▶ RECORDS SUPPLIED
_____

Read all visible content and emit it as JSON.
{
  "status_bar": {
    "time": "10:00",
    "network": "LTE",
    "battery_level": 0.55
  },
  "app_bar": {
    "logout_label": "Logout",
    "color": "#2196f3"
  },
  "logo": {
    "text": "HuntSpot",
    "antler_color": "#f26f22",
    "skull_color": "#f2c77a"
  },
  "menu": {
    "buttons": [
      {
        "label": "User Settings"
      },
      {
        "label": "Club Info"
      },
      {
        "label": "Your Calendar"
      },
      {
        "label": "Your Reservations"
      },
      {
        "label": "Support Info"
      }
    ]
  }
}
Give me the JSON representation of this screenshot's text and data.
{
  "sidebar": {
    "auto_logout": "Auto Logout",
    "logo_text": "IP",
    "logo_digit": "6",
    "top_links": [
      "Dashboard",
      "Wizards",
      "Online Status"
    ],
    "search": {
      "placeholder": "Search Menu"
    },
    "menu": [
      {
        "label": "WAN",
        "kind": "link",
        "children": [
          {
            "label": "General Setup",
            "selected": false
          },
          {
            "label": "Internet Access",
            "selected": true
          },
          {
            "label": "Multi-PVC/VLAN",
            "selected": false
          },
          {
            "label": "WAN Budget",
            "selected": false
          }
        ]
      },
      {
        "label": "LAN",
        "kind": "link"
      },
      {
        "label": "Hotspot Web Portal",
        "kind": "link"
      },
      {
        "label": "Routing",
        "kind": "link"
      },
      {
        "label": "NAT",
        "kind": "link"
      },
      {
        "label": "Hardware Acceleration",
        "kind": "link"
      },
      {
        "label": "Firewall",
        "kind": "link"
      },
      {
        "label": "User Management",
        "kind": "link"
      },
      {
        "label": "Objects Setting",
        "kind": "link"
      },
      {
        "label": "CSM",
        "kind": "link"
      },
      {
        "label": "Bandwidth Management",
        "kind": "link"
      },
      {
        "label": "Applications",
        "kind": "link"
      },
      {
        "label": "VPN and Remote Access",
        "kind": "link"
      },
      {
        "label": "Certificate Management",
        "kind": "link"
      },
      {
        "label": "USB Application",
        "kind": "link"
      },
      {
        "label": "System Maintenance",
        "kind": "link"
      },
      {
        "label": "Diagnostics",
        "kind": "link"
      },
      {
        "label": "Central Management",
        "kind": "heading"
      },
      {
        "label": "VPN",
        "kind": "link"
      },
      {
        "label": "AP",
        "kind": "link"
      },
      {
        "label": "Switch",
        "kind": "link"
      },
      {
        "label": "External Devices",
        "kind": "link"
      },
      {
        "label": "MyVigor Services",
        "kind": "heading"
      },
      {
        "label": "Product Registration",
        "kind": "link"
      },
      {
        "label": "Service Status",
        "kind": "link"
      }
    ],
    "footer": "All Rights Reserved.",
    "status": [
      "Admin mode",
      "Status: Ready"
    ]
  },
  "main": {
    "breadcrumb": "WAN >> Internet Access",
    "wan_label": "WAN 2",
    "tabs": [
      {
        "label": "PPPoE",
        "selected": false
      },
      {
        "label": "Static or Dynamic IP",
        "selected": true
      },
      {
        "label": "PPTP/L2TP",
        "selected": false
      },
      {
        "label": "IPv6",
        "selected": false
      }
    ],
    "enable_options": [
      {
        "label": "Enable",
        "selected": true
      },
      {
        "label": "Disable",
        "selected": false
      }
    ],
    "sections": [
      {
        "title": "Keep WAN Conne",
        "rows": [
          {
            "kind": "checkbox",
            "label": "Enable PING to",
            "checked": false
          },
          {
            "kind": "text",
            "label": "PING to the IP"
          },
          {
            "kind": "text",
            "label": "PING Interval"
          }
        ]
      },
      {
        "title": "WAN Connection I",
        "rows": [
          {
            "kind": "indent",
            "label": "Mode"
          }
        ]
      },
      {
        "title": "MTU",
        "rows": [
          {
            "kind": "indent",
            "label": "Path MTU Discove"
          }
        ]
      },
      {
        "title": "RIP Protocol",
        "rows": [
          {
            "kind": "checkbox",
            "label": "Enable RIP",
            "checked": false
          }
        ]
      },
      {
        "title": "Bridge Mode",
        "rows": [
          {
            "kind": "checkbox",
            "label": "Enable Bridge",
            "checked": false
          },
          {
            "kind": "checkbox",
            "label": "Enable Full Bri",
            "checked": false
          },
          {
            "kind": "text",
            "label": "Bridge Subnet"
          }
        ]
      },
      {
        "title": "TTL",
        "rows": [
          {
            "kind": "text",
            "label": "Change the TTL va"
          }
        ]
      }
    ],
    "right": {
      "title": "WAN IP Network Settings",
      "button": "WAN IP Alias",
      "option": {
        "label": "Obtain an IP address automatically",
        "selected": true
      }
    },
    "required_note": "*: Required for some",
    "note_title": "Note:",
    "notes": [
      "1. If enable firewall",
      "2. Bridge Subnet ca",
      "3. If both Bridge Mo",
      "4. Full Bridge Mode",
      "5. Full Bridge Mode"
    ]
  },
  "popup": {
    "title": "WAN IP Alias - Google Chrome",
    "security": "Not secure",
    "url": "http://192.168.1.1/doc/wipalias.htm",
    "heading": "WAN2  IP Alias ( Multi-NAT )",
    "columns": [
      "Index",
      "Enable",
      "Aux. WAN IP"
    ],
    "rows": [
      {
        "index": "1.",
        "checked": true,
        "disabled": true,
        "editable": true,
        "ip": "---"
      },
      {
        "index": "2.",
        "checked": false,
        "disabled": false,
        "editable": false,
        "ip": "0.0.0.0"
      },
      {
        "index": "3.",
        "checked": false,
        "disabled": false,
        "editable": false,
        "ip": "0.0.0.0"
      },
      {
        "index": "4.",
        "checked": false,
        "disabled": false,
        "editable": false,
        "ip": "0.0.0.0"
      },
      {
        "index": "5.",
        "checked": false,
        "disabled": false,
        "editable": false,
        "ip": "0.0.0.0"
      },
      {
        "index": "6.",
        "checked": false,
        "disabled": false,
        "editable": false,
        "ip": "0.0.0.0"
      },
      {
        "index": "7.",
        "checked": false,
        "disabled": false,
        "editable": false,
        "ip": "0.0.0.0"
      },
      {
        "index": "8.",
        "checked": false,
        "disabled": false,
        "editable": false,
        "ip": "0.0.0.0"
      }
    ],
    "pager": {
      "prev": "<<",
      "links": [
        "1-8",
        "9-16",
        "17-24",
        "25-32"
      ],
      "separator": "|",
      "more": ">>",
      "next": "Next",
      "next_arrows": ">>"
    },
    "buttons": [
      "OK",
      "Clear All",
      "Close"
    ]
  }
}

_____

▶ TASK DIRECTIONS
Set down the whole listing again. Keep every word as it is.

▶ YOUR RESPONSE
Read all visible content and emit it as JSON.
{
  "status_bar": {
    "time": "10:00",
    "network": "LTE",
    "battery_level": 0.55
  },
  "app_bar": {
    "logout_label": "Logout",
    "color": "#2196f3"
  },
  "logo": {
    "text": "HuntSpot",
    "antler_color": "#f26f22",
    "skull_color": "#f2c77a"
  },
  "menu": {
    "buttons": [
      {
        "label": "User Settings"
      },
      {
        "label": "Club Info"
      },
      {
        "label": "Your Calendar"
      },
      {
        "label": "Your Reservations"
      },
      {
        "label": "Support Info"
      }
    ]
  }
}
Give me the JSON representation of this screenshot's text and data.
{
  "sidebar": {
    "auto_logout": "Auto Logout",
    "logo_text": "IP",
    "logo_digit": "6",
    "top_links": [
      "Dashboard",
      "Wizards",
      "Online Status"
    ],
    "search": {
      "placeholder": "Search Menu"
    },
    "menu": [
      {
        "label": "WAN",
        "kind": "link",
        "children": [
          {
            "label": "General Setup",
            "selected": false
          },
          {
            "label": "Internet Access",
            "selected": true
          },
          {
            "label": "Multi-PVC/VLAN",
            "selected": false
          },
          {
            "label": "WAN Budget",
            "selected": false
          }
        ]
      },
      {
        "label": "LAN",
        "kind": "link"
      },
      {
        "label": "Hotspot Web Portal",
        "kind": "link"
      },
      {
        "label": "Routing",
        "kind": "link"
      },
      {
        "label": "NAT",
        "kind": "link"
      },
      {
        "label": "Hardware Acceleration",
        "kind": "link"
      },
      {
        "label": "Firewall",
        "kind": "link"
      },
      {
        "label": "User Management",
        "kind": "link"
      },
      {
        "label": "Objects Setting",
        "kind": "link"
      },
      {
        "label": "CSM",
        "kind": "link"
      },
      {
        "label": "Bandwidth Management",
        "kind": "link"
      },
      {
        "label": "Applications",
        "kind": "link"
      },
      {
        "label": "VPN and Remote Access",
        "kind": "link"
      },
      {
        "label": "Certificate Management",
        "kind": "link"
      },
      {
        "label": "USB Application",
        "kind": "link"
      },
      {
        "label": "System Maintenance",
        "kind": "link"
      },
      {
        "label": "Diagnostics",
        "kind": "link"
      },
      {
        "label": "Central Management",
        "kind": "heading"
      },
      {
        "label": "VPN",
        "kind": "link"
      },
      {
        "label": "AP",
        "kind": "link"
      },
      {
        "label": "Switch",
        "kind": "link"
      },
      {
        "label": "External Devices",
        "kind": "link"
      },
      {
        "label": "MyVigor Services",
        "kind": "heading"
      },
      {
        "label": "Product Registration",
        "kind": "link"
      },
      {
        "label": "Service Status",
        "kind": "link"
      }
    ],
    "footer": "All Rights Reserved.",
    "status": [
      "Admin mode",
      "Status: Ready"
    ]
  },
  "main": {
    "breadcrumb": "WAN >> Internet Access",
    "wan_label": "WAN 2",
    "tabs": [
      {
        "label": "PPPoE",
        "selected": false
      },
      {
        "label": "Static or Dynamic IP",
        "selected": true
      },
      {
        "label": "PPTP/L2TP",
        "selected": false
      },
      {
        "label": "IPv6",
        "selected": false
      }
    ],
    "enable_options": [
      {
        "label": "Enable",
        "selected": true
      },
      {
        "label": "Disable",
        "selected": false
      }
    ],
    "sections": [
      {
        "title": "Keep WAN Conne",
        "rows": [
          {
            "kind": "checkbox",
            "label": "Enable PING to",
            "checked": false
          },
          {
            "kind": "text",
            "label": "PING to the IP"
          },
          {
            "kind": "text",
            "label": "PING Interval"
          }
        ]
      },
      {
        "title": "WAN Connection I",
        "rows": [
          {
            "kind": "indent",
            "label": "Mode"
          }
        ]
      },
      {
        "title": "MTU",
        "rows": [
          {
            "kind": "indent",
            "label": "Path MTU Discove"
          }
        ]
      },
      {
        "title": "RIP Protocol",
        "rows": [
          {
            "kind": "checkbox",
            "label": "Enable RIP",
            "checked": false
          }
        ]
      },
      {
        "title": "Bridge Mode",
        "rows": [
          {
            "kind": "checkbox",
            "label": "Enable Bridge",
            "checked": false
          },
          {
            "kind": "checkbox",
            "label": "Enable Full Bri",
            "checked": false
          },
          {
            "kind": "text",
            "label": "Bridge Subnet"
          }
        ]
      },
      {
        "title": "TTL",
        "rows": [
          {
            "kind": "text",
            "label": "Change the TTL va"
          }
        ]
      }
    ],
    "right": {
      "title": "WAN IP Network Settings",
      "button": "WAN IP Alias",
      "option": {
        "label": "Obtain an IP address automatically",
        "selected": true
      }
    },
    "required_note": "*: Required for some",
    "note_title": "Note:",
    "notes": [
      "1. If enable firewall",
      "2. Bridge Subnet ca",
      "3. If both Bridge Mo",
      "4. Full Bridge Mode",
      "5. Full Bridge Mode"
    ]
  },
  "popup": {
    "title": "WAN IP Alias - Google Chrome",
    "security": "Not secure",
    "url": "http://192.168.1.1/doc/wipalias.htm",
    "heading": "WAN2  IP Alias ( Multi-NAT )",
    "columns": [
      "Index",
      "Enable",
      "Aux. WAN IP"
    ],
    "rows": [
      {
        "index": "1.",
        "checked": true,
        "disabled": true,
        "editable": true,
        "ip": "---"
      },
      {
        "index": "2.",
        "checked": false,
        "disabled": false,
        "editable": false,
        "ip": "0.0.0.0"
      },
      {
        "index": "3.",
        "checked": false,
        "disabled": false,
        "editable": false,
        "ip": "0.0.0.0"
      },
      {
        "index": "4.",
        "checked": false,
        "disabled": false,
        "editable": false,
        "ip": "0.0.0.0"
      },
      {
        "index": "5.",
        "checked": false,
        "disabled": false,
        "editable": false,
        "ip": "0.0.0.0"
      },
      {
        "index": "6.",
        "checked": false,
        "disabled": false,
        "editable": false,
        "ip": "0.0.0.0"
      },
      {
        "index": "7.",
        "checked": false,
        "disabled": false,
        "editable": false,
        "ip": "0.0.0.0"
      },
      {
        "index": "8.",
        "checked": false,
        "disabled": false,
        "editable": false,
        "ip": "0.0.0.0"
      }
    ],
    "pager": {
      "prev": "<<",
      "links": [
        "1-8",
        "9-16",
        "17-24",
        "25-32"
      ],
      "separator": "|",
      "more": ">>",
      "next": "Next",
      "next_arrows": ">>"
    },
    "buttons": [
      "OK",
      "Clear All",
      "Close"
    ]
  }
}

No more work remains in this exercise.